Report each line from the records where the string "alder" turns up.

================================

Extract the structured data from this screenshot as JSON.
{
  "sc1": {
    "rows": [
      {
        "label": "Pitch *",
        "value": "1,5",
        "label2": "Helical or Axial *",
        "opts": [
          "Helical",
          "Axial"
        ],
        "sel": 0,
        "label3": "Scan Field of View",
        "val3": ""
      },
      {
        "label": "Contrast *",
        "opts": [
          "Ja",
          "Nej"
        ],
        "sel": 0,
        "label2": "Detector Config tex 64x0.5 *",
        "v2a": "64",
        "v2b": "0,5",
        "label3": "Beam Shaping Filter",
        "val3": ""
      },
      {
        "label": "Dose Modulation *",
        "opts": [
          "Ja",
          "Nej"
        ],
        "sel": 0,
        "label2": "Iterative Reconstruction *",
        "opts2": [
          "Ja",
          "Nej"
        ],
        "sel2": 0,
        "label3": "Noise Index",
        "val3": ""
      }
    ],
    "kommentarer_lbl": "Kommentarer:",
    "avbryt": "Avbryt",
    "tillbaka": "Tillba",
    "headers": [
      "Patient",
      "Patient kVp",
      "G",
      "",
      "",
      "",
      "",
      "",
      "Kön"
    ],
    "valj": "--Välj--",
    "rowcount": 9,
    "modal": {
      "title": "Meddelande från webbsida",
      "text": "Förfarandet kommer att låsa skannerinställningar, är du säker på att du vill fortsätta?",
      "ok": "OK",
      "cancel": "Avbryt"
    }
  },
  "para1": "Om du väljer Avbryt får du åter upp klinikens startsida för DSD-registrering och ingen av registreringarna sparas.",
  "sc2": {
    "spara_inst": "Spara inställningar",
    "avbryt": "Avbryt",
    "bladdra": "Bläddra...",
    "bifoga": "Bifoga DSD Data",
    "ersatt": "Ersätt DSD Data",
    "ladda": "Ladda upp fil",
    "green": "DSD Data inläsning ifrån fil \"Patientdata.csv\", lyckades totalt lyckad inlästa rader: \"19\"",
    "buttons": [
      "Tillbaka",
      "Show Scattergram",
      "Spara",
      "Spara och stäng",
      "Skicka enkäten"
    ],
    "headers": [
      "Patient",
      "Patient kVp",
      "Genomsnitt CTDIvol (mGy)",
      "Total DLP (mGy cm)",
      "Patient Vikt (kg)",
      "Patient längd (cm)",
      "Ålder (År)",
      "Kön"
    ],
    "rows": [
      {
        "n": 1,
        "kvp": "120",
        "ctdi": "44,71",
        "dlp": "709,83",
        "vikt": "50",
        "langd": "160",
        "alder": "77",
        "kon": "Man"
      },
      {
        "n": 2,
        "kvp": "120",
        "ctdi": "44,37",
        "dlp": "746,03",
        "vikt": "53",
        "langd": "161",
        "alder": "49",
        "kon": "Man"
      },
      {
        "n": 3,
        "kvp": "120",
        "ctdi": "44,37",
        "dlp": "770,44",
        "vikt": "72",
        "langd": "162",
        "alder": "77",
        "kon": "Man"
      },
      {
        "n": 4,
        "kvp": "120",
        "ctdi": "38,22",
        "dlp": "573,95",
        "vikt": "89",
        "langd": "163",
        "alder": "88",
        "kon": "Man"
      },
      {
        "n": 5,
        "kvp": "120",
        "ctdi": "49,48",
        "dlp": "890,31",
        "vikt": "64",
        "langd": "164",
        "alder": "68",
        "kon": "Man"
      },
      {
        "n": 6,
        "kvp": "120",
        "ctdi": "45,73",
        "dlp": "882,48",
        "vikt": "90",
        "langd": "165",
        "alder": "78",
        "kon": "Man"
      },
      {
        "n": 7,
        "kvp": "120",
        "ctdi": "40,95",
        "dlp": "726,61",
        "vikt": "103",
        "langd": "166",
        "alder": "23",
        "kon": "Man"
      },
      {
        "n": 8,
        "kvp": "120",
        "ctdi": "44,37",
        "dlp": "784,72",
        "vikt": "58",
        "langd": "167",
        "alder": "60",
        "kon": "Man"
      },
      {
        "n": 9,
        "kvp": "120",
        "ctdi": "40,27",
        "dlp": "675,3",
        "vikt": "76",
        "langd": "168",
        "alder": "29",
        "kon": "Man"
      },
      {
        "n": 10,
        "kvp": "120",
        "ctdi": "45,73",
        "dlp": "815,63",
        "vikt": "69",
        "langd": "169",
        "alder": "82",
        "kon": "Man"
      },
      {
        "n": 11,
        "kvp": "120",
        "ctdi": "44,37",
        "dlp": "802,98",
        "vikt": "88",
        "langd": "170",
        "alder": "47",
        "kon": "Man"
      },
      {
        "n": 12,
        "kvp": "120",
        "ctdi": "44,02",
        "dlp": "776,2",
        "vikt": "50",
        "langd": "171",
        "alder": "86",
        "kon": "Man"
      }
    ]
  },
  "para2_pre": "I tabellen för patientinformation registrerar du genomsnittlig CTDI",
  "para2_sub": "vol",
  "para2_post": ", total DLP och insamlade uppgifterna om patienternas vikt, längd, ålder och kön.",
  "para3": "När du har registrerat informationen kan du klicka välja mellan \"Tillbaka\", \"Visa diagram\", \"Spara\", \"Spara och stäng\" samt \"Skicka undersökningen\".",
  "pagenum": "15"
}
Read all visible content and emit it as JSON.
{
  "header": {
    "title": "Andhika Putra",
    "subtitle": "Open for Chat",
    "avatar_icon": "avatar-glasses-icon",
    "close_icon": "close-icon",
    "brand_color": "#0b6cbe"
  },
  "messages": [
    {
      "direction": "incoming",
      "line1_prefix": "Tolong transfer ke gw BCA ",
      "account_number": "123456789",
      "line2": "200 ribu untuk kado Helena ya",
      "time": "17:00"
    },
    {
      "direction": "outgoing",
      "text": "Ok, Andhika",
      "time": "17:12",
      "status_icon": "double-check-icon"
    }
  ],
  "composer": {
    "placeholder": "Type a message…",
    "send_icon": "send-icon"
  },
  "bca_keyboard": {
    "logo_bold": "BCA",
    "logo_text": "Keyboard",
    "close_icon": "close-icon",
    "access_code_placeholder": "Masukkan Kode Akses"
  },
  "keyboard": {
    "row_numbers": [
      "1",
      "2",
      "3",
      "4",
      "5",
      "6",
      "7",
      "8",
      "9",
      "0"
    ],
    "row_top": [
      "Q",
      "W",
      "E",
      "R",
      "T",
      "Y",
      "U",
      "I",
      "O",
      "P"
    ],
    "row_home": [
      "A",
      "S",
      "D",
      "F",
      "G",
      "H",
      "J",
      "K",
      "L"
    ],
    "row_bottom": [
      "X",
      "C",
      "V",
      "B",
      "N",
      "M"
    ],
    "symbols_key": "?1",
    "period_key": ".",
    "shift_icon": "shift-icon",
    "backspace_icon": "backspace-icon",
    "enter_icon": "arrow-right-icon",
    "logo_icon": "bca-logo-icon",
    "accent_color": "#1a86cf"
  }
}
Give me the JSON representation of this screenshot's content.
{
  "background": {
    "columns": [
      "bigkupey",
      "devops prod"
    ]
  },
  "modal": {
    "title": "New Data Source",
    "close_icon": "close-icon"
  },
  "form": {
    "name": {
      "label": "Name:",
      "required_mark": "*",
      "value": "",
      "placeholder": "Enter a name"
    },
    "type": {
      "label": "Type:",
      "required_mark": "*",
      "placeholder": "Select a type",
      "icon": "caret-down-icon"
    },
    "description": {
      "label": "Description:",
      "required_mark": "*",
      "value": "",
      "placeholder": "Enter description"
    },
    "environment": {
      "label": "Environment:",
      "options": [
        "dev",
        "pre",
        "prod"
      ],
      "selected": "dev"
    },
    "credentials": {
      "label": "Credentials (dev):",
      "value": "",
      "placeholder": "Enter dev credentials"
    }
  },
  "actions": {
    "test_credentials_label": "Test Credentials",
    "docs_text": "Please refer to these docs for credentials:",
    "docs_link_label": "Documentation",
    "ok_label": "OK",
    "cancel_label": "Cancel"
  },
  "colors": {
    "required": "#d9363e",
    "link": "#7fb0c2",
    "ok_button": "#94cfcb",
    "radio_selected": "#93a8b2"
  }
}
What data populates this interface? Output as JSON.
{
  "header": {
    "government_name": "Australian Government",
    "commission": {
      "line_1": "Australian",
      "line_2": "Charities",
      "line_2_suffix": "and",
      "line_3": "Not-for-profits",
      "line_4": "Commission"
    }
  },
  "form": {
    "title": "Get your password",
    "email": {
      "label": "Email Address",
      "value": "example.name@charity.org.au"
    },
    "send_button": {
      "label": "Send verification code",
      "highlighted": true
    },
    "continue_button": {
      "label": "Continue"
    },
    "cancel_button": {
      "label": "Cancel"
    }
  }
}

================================

RESPONSE TO THE TASK:
        "alder": "77",
        "alder": "49",
        "alder": "77",
        "alder": "88",
        "alder": "68",
        "alder": "78",
        "alder": "23",
        "alder": "60",
        "alder": "29",
        "alder": "82",
        "alder": "47",
        "alder": "86",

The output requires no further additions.